Third, God invites his people to participate in that relationship. God invited the Israelites step-by-step to join him where he is – in his holiness. God was taking the people on a journey to discover how to worship him and to live rightly. Along the way the Israelites wrestled with God’s plan, and they resisted. The plan was too hard, but the Israelites pursued and by the end of the Book of Exodus the people have created their first Tabernacle of Worship. The Tabernacle was where God’s presence of fire and cloud would hover over the ark of the covenant. And, it was at the Tabernacle that the sacrifices would be offered for the sins of the people. With the last paragraphs of the Book of Exodus, the people had successfully created a culture of worship to the One True God, Yahweh.

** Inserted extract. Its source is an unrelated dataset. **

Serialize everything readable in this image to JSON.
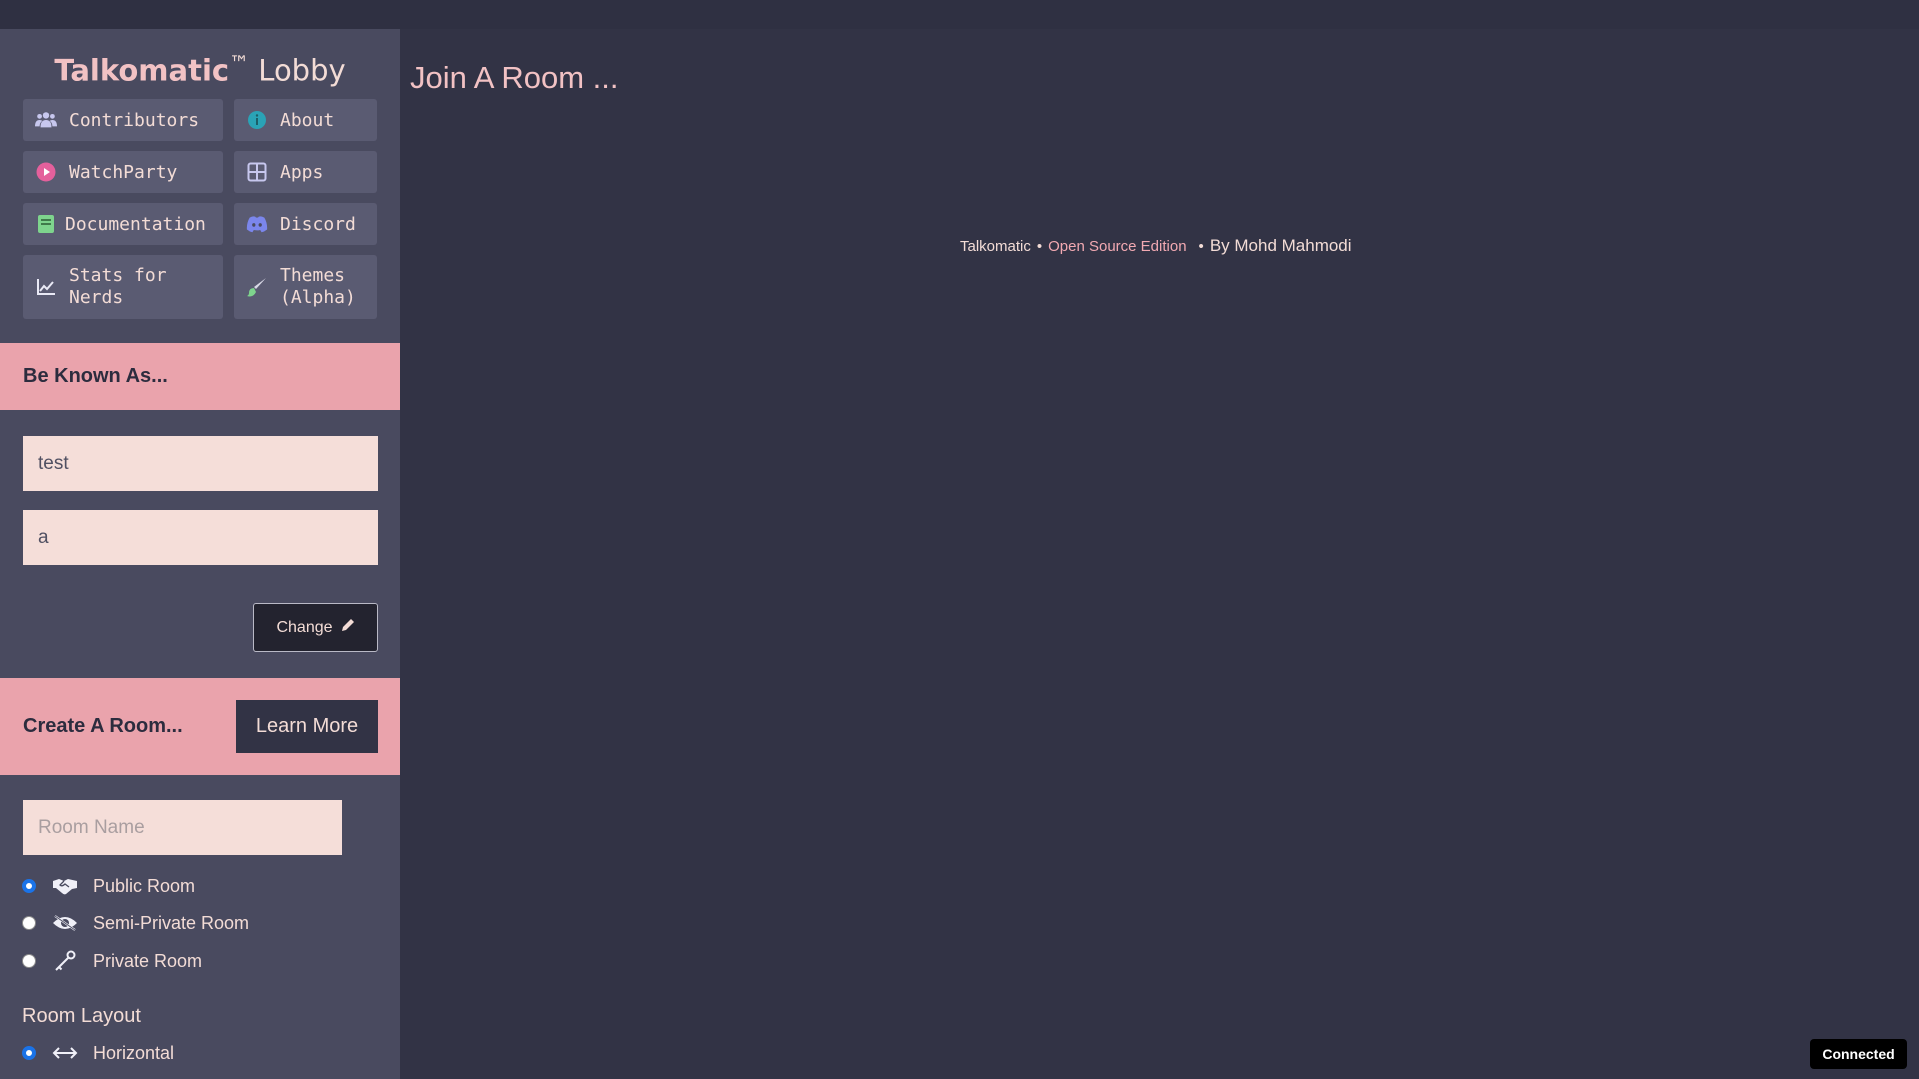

Forth, God draws us into this relationship through the working of his Holy Spirit. And, for the Israelites the presence of God’s spirit was always in front of them guiding them in the form of the cloud and the fire for sure. In our story today the Holy Spirit stands upon the rock in front of Moses highlighting the very source of the gift of water beneath the surface. Through this experience God illustrates that he knows what is going on beneath the surface of the earth, and he knows the heart of the people. The Israelites struggled to see the working of the Holy Spirit in their lives, all the people could see were the hardships they faced. But God kept guiding them to see beyond their immediate situation, and see the Mountain of God that lay before them.
Fifth, God’s invitation always comes with a crisis of belief. The Israelites experienced one crisis of belief after another. They were so far away from a right relationship with God that believing and trusting God was a huge hurdle for them. But with each crisis God was working on each individual heart. When we face a crisis of belief, sometimes the crisis can be wrapped up with a group of people and their reactions. Yet, God is seeking each heart individually to come to him and worship him.
Sixth, a relationship with God requires major adjustments in the Israelites lives. By the end of the Book of Exodus the Israelites emerge as a new culture. They establish the Tabernacle as the place for God’s presence to rest. They establish the Law of the 10 Commandments. They establish regulations for worship. And, the foundation of an emerging religious community was established with the course of a year or two.
Last, God can be known personally through experiences of him. God invites us on a deepening personal journey with him. God invites us to see his working all around us. God desires to express his love toward us, and receive our love toward him. God invites us to participate in a love relationship. God desires to fill us anew with this Holy Spirit. God invites to come to him in our crisis of belief. When our character and personality are tested, God invites us to wrestle with our selves. God is chasing after the transformation of your heart. God requires that you and I make major adjustments to our lives to line up with who God is.
What will you do this week to adjust to where God is calling you?
If God required this much from the people of Israel, how much more he expects of those who follow him today. When you accepted Christ as your Lord and Savior that was only the beginning of the journey of transformation within your heart. God invites each of us to experience him day-by-day through Jesus and his already-not-yet Kingdom inside of us. Today, we are the sanctuary of God’s presence. No longer do we need the Tabernacle to worship God as Jesus fulfilled all righteousness. So how much more are we called to honor God with our bodies.
Press on, dear friends, into all that God has for us in the Kingdom. Run the race set before you. Make this week different from the last one by spending more time with God in prayer and exercising patience like Moses exampled for us in this story today.